CORDELIA F. MENDEZ ’16 , Chair I’m not going to say Cordelia F. Mendez ’16 could run the world, but I’m confident that she could at least run the country. That’s because Cordelia is easily one of the most competent people you will ever meet. And if you haven’t met her yet, then you should, because she is as smiley and friendly as she is capable.
Harrier Kariuki knows her way around both sides of a camera.
“They’re writing about you?” one friend asks incredulously as she pulls up a chair. “Yeah, about how much of a burden I am on my friends,” Michael J. Landry ’15-’16 answers sarcastically.
“We don’t have a fundamental agreement across the populace about why we have schools.”
Israelis are not the only students at Harvard who have to factor in mandatory service to their education and career plans. Fifteen Minutes also spoke to students from South Korea—who typically take time off in the middle of college in order to complete their mandatory two years—and from Singapore about their transitions between service and scholarship.
"Law requires both a heart and a head," U.S. Supreme Court Justice Stephen G. Breyer, a member of the Harvard Law School class of 1964 said during his Supreme Court confirmation hearing in 1994.
“I don’t believe in retirement, I believe in changing careers,” former Harvard Law School professor Alan M. Dershowitz tells me over the phone on his way to Logan Airport, where he will board a plane to Paris. He officially retired from the Law School this December, but he intends his retired life to be far from relaxing. “My retirement from Harvard reflects the fact that I’ve been doing this for 50 consecutive years and at age 75, I wanted to try something different,” he says. “My plans are to be even more active than I’ve ever been before.”

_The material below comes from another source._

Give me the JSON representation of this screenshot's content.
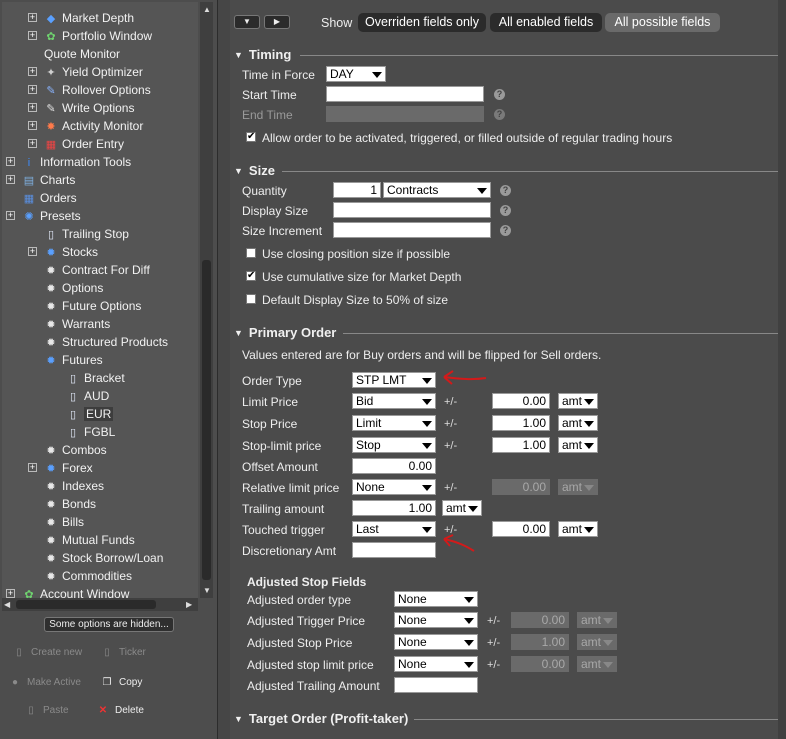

Venn Diagram: IOP and IHOP
Venn Diagram: IOP and IHOP
When Rachel D. Field ’12 and her small team encounter a problem, she can’t simply pass off the responsibility to someone else. “I have my degree now,” she says. “In theory, Harvard University says that I’m qualified to do this, so I’m just going to figure it out.” A project that started in a classroom is now unfolding internationally and in the public eye.

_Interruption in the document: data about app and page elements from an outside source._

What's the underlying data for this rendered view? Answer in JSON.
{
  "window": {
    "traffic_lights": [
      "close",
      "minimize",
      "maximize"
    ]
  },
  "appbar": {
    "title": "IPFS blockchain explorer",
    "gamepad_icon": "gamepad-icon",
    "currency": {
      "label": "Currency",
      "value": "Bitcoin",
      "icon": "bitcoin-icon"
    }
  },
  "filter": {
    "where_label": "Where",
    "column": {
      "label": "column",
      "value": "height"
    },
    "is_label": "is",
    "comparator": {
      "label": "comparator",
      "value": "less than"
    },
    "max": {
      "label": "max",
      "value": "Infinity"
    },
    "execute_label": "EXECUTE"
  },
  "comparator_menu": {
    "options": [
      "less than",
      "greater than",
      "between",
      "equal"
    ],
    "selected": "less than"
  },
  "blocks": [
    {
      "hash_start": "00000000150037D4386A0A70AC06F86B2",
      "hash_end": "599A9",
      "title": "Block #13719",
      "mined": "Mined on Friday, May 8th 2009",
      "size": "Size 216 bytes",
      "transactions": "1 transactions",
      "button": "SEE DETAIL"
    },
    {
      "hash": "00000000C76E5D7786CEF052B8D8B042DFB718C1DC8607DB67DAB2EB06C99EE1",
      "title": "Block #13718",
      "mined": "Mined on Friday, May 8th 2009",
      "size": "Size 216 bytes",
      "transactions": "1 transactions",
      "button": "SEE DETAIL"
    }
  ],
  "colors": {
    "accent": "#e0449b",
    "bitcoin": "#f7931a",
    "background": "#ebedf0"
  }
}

Today, the Kuumba Singers of Harvard College is a choir of more than 100 members. Its mission “to express the creativity and spirituality of black people through song” has endured over the years, though the group has experienced many changes and faced various challenges since its founding in 1970. “No one person can understand Kuumba completely,” the choir’s vice president Matthew S. Williams ’14 says. “It’s still a mystery to me how this group has been able to last and maintain so much of what makes it itself for so long.”
A fashionably disheveled student, beanie and all, saunters through the door and slumps down into a chair across from a serious-looking blonde girl. He apologizes for his tardiness as he rummages through his backpack and pulls out his laptop. “Take your time,” she responds, in a voice that’s simultaneously understanding and agitated.

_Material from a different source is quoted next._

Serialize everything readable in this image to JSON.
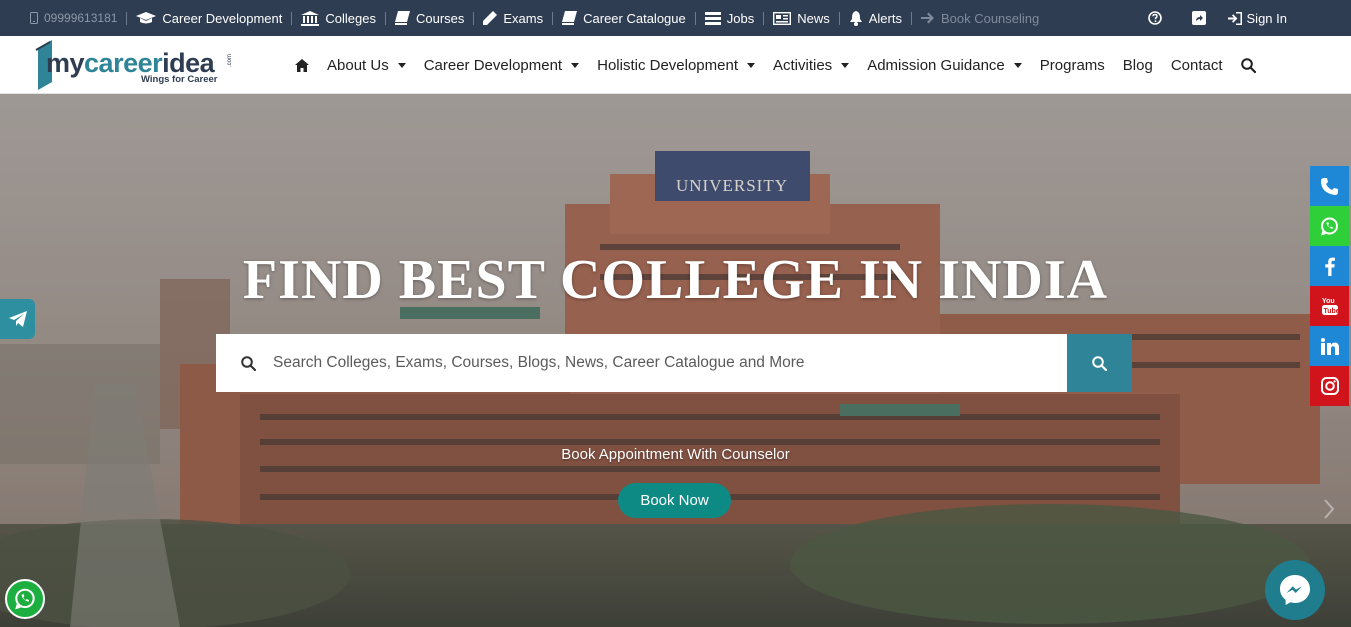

On this chilly February afternoon, the students remove their coats to reveal conservative church attire—dresses and skirts for women, slacks and button-downs for men. They gather in the foyer, chat with church members, and slowly stream into the chapel, filling in pews row by row until the entire room is packed with young adults. This is the Cambridge congregation for unmarried Latter-day Saints, known better to non-members as Mormons.
In honor of the upcoming mega-holiday, Flyby has rounded up a few ways you can make this miraculous, literally once-in-a-lifetime combination of Thanksgivukkah as epic and festive as can be.
The mother of Trayvon Martin, the Florida teenager whose killing by a neighborhood-watch volunteer last year sparked a national outcry over racial profiling, self-defense laws, and gun violence, urged Harvard Law School students to use their educations to reform the legal system during a talk Monday.